(b) Right to Enforcement. The people of the City of Youngstown, and the natural communities and ecosystems in Youngstown, possess the right to enforce their rights, including those enumerated in this Amendment. If the City of Youngstown fails to enforce or defend this Amendment, or a court fails to uphold this Amendment, any natural person may enforce this Amendment through nonviolent direct action or via a suit at law or in equity as a private attorney general plaintiff, for damages and costs of litigation, including, without limitation, expert and attorney fees. City of Youngstown law enforcement, and cooperating agencies acting within the jurisdiction of the City of Youngstown, shall have no lawful authority to surveil, detain, arrest, or otherwise impede natural persons enforcing these rights. “Direct action” as used by this provision shall mean any non-violent activities carried out to directly enforce the rights expressed in this Amendment.
© Right to Enforcement Against Corporate Rights. Any corporation, or other business entity, that violates the rights in this Amendment shall not be deemed a “person” to the extent that such treatment would interfere with the rights enumerated by this Amendment, nor shall it possess any other legal rights, powers, privileges, immunities, or duties that would interfere with the rights, including the power to assert state, federal or international preemptive laws in an attempt to overturn this Amendment, or the power to assert that the people of the City of Youngstown lack the authority to adopt this Amendment.
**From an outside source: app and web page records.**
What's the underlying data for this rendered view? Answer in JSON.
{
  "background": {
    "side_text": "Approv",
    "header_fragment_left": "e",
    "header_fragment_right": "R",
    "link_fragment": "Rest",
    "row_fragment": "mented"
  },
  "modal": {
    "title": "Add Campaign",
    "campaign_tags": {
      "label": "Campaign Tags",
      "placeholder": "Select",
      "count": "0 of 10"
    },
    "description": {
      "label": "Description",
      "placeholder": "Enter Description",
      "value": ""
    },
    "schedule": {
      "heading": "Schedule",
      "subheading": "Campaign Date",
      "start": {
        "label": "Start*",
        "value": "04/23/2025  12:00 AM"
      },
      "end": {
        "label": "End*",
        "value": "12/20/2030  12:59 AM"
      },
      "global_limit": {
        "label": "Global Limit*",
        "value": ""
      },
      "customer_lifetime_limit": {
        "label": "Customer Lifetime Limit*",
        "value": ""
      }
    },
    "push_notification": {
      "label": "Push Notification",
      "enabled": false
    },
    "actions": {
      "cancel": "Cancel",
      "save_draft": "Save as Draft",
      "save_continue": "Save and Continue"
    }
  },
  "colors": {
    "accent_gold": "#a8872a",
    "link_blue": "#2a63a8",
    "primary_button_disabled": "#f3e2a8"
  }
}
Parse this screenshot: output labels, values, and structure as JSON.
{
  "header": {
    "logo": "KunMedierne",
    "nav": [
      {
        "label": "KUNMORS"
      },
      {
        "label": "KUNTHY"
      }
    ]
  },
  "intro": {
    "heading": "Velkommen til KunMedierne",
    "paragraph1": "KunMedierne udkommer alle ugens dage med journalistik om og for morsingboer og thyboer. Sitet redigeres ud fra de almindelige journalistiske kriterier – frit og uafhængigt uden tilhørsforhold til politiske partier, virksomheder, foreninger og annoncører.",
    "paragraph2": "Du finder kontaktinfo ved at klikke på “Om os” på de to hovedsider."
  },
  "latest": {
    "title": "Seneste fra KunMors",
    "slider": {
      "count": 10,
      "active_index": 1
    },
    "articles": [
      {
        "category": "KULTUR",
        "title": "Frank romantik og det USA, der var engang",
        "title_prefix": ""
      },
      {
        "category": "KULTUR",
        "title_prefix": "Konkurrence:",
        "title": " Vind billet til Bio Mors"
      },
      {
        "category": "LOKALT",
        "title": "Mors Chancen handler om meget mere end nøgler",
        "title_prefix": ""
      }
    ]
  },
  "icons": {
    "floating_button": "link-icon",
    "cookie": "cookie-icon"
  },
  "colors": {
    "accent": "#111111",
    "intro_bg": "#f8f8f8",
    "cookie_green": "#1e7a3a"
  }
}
(d) Right to Infrastructure Investments. As the residents of Youngstown pay for water and sewer used plus additional monies which are to be placed into improvement funds, the funds accumulated in the “water and sewer fund” can only be spent on improvements to the water and sewer infrastructure and in updates to the system that will benefit the water supply to the residents. None of these funds can be distributed for private economic development projects within the city.
(e) Right of Local Community Self-Government. The people of the City of Youngstown possess the right of local community self-government, as expressed in the Declaration of Independence, the United States Constitution’s preamble and Ninth Amendment, and the Ohio Constitution’s Bill of Rights, sections 1, 2, and 20. The people’s right of local community self-government includes but is not limited to their power to compel their governments to protect their rights, health, and safety.
(f) Severability. The provisions of this law are severable. If any court decides that any section, clause, sentence, part, or provision of this law is illegal, invalid, or unconstitutional, such decision shall not affect, impair, or invalidate any of the remaining sections, clauses, sentences, parts, or provisions of the law. This law would have been enacted without the invalid sections.
The City of Youngstown has 10 days to hold the petitions and then must advance them to the Mahoning County Board of Elections to certify the 1,900 signatures.
(For additional information regarding petitioning communities, contact CELDF at firstname.lastname@example.org. To learn about the Ohio Community Rights Network, visit ohiocrn.org. To learn about the Community Rights Movement, visit www.celdf.org. Disclosure: Thomas Linzey, co-founder and executive director of CELDF, is a frequent contributor to Rural America In These Times.)